written by "Mark G."
Several weeks ago, I was asked to chair a meeting at a
twelve step group that I attend regularly. I was honored to be asked, namely
since it usually draws a hundred people, most with twenty years or more of
recovery behind them. There was a problem, though.
It was suggested that I read the format for the chair to follow,
and the third line down clearly stated that only those with ninety days or more
of time away from their substance of choice were eligible to lead the meeting.
That wasn’t me. You see, after having two years and two months of recovery
behind me, I went out. No less, I had no excuse. There was no one to blame for
my relapse but me. I made the choice to pick up. I could have called someone. I
could have used some of the tools that I’ve learned about over the years. I
could have prayed. I could have just got in bed, and tried to go to sleep. But,
I didn’t. It took five and a half months for me to get back, and even today, I
tend to beat myself up for the choice that I made. This seemed like a great
opportunity to feel good about Mark. At the time, I only had 87 days.
I chaired the meeting and it was a good one. But now, my
conscience stepped in. I’d lied by an act of omission. Dishonesty has always
been one of my character defects, and it had reared its ugly head again,
spurred on by pride and ego. I could find every rationalization and
justification for my action in my own mind. But, the truth was, I’d misled the
group and was slowly beginning the same pattern that had taken me out nine
It took a week for me to talk with my sponsor about it. The
funny thing was, he already knew. I’ve sat and talked with him for hours,
thinking that he never really was listening, and would never remember such a
trivial detail, but he did. He mentioned that there was a solution, and that
was to come clean with the group. He went on to mention that it was only his
suggestion, that I didn’t have to do anything at all. A battle raged in my mind
and in my heart! I was mortified. I could be honest with someone one-on-one,
but how could I tell the whole group what I’d done?
The next meeting, I stood up during announcements and told
the group that I had misled them, that I’d been less than honest, and asked for
any feedback they had after the meeting. I went onto close with the fact that
being a few days short of qualifying to chair the meeting may not have seemed
like much to them, but to me, three days was a lifetime. To get to ninety days,
I had to claw myself out of a deep, dark hole filled with degradation, shame,
and remorse. In fact, I prayed for death, because I never thought that I could
end the slide that I was on. With that said, it was over, I was relieved, and I

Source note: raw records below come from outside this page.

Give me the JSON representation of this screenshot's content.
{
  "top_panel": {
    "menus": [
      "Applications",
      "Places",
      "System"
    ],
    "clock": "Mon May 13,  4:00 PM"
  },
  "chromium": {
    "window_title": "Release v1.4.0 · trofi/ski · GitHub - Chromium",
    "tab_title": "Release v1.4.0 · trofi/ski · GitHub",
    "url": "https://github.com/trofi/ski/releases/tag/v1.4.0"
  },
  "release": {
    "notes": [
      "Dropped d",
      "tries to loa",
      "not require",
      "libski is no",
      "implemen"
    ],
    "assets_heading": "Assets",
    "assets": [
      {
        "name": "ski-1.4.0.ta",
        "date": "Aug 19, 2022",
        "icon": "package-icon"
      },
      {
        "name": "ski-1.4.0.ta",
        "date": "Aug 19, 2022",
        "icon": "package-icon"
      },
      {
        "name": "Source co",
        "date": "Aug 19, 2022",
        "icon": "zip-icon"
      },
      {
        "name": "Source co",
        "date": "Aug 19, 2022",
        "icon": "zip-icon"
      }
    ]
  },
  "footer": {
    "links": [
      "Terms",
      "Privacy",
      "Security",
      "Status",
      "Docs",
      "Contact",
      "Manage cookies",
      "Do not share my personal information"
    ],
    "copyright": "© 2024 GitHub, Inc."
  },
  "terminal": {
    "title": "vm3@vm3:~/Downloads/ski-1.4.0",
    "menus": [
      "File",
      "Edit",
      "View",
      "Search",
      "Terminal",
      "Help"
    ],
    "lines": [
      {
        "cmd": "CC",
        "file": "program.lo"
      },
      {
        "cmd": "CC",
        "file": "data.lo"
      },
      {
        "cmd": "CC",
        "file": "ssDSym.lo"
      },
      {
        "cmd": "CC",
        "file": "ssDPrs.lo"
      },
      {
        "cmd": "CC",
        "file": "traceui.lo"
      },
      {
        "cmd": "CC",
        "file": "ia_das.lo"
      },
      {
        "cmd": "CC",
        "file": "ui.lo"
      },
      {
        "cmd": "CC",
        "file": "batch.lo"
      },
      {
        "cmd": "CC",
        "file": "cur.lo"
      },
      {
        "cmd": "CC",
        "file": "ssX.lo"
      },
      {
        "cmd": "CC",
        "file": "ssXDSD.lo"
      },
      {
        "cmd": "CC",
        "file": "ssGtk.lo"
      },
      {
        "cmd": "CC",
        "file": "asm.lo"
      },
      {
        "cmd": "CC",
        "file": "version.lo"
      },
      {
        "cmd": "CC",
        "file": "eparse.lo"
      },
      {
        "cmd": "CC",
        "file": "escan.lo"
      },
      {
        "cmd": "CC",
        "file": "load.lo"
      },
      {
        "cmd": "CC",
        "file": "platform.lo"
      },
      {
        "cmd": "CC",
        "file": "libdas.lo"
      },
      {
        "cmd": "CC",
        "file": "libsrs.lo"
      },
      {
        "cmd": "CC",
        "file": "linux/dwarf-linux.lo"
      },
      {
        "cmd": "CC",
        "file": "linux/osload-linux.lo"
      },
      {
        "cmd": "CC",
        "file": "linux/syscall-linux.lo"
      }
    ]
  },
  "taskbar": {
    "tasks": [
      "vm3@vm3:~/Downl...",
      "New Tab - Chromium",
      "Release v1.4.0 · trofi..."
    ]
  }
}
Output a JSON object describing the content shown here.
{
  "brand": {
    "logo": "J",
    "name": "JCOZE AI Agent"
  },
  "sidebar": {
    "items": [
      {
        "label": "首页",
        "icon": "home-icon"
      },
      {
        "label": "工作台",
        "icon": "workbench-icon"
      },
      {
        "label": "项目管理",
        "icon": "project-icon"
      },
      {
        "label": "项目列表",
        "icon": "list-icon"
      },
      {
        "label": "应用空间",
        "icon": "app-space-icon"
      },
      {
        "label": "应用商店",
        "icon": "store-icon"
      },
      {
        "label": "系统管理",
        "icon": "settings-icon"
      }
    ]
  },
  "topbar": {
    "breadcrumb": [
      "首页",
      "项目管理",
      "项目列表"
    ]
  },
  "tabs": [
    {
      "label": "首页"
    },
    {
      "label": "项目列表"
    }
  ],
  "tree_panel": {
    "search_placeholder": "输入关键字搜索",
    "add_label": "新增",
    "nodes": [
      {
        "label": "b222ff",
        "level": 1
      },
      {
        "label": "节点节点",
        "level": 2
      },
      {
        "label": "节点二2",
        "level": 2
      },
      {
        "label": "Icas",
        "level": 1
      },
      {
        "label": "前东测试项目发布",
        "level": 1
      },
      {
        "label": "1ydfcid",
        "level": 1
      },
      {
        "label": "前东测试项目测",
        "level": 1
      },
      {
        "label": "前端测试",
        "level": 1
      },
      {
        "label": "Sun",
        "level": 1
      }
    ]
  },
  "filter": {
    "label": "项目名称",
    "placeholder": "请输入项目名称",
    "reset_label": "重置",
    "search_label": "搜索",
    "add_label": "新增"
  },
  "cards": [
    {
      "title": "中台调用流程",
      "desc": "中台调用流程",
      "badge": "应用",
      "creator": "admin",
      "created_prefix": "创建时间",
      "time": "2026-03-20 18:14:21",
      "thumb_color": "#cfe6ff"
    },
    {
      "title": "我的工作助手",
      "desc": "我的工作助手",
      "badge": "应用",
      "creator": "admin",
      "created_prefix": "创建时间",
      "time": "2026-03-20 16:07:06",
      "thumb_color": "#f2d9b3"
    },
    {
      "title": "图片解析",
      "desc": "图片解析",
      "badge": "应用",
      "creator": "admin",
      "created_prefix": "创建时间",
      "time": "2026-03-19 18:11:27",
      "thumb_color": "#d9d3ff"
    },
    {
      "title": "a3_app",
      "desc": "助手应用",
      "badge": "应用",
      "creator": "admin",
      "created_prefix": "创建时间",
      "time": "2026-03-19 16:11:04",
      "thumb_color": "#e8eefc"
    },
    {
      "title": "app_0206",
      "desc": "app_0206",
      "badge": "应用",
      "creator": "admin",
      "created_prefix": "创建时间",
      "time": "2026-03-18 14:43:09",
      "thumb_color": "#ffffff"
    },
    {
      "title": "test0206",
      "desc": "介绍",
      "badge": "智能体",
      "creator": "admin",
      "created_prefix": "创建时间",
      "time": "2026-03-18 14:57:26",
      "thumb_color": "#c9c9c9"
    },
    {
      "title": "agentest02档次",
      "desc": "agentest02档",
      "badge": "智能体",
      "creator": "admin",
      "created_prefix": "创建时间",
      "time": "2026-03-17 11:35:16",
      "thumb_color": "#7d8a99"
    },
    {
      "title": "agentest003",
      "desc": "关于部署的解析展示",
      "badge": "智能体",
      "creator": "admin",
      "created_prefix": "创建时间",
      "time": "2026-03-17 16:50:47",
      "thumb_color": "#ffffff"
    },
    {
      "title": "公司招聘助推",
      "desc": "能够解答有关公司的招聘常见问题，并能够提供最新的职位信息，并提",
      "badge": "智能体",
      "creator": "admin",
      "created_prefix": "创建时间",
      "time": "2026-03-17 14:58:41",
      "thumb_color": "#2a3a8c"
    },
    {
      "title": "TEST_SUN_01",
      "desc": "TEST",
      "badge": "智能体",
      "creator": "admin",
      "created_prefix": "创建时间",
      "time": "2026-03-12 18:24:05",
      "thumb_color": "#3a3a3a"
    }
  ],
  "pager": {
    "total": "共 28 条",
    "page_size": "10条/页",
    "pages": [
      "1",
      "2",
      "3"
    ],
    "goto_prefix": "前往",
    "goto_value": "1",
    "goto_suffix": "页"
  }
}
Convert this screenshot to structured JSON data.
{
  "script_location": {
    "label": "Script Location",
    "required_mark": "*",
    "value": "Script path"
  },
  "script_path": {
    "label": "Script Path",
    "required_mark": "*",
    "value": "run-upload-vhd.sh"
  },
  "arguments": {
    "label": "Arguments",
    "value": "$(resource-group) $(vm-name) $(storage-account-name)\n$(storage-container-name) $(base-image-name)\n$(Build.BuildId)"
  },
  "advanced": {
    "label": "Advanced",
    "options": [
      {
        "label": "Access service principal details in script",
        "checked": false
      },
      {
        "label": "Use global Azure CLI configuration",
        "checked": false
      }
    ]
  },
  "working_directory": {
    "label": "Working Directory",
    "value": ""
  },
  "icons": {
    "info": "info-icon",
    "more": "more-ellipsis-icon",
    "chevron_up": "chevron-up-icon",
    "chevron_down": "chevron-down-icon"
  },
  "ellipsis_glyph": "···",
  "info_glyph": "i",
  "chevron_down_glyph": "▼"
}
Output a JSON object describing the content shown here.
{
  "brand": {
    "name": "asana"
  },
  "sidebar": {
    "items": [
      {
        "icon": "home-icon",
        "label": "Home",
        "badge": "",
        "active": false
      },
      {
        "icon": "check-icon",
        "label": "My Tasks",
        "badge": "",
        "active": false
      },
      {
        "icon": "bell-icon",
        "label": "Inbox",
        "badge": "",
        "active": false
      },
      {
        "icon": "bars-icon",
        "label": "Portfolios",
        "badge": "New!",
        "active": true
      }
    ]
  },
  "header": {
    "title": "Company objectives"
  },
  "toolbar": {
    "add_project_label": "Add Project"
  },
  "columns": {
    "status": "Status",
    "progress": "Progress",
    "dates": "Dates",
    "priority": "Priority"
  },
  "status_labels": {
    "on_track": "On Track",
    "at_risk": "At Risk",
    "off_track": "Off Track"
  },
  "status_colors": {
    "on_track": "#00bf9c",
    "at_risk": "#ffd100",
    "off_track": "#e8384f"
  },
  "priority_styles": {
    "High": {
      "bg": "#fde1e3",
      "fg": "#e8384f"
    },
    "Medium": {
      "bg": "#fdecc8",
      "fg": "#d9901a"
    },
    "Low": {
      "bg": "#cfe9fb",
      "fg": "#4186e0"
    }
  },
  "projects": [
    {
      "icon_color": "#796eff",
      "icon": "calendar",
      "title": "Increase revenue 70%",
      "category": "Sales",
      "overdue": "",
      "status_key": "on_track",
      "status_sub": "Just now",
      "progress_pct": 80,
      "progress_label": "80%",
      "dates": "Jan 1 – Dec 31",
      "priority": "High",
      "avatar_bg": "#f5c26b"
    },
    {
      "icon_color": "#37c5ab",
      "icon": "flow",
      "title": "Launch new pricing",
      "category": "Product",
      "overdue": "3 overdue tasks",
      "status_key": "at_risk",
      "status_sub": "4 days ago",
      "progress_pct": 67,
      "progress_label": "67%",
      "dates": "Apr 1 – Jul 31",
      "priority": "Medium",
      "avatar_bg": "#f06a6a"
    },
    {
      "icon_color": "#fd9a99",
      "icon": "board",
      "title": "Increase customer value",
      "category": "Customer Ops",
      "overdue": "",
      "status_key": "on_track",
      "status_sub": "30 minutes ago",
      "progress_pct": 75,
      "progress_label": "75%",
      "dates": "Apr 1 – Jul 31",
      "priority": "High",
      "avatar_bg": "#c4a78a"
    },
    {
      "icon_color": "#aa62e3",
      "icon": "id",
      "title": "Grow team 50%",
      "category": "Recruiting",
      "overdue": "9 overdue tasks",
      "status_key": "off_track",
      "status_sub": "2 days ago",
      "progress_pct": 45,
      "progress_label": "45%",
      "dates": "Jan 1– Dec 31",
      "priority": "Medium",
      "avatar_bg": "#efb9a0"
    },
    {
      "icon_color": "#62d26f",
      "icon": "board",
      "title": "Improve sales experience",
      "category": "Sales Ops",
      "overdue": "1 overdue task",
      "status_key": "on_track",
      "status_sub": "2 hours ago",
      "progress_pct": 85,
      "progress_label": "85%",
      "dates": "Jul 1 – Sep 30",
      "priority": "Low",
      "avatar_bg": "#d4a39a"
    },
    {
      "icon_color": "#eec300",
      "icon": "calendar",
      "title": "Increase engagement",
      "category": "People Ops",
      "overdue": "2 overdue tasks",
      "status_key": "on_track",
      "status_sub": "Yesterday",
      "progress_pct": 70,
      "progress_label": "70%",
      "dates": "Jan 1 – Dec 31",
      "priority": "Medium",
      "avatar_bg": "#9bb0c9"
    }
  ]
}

could move on.
I closed my eyes, and took a deep breath. I felt like
crying. I was so embarrassed. Around that time, the applause started. I didn’t
know what to think. I’d humbled myself, bared my soul, and revealed my
dishonesty. Yet, the whole group seemed to understand and let me know in their
loving way that it was all okay. What a relief!
A number of people came up to me after the meeting and shook
my hand or gave me a hug. There were no hard feelings, but only acceptance and
understanding. I can’t say how grateful that I am to the group, to each person
that came to me afterward, and the loving glances and nod of approval that I
still get today from those that were there. Vernon Law once opined that
“Experience is the worst teacher. It provides the test before it provides the
lesson.” While I am proof positive of this thought, I can say that this has
been one of the best things that have happened to me in my recovery. This
experience was one test that I surely passed with flying colors. Mark G.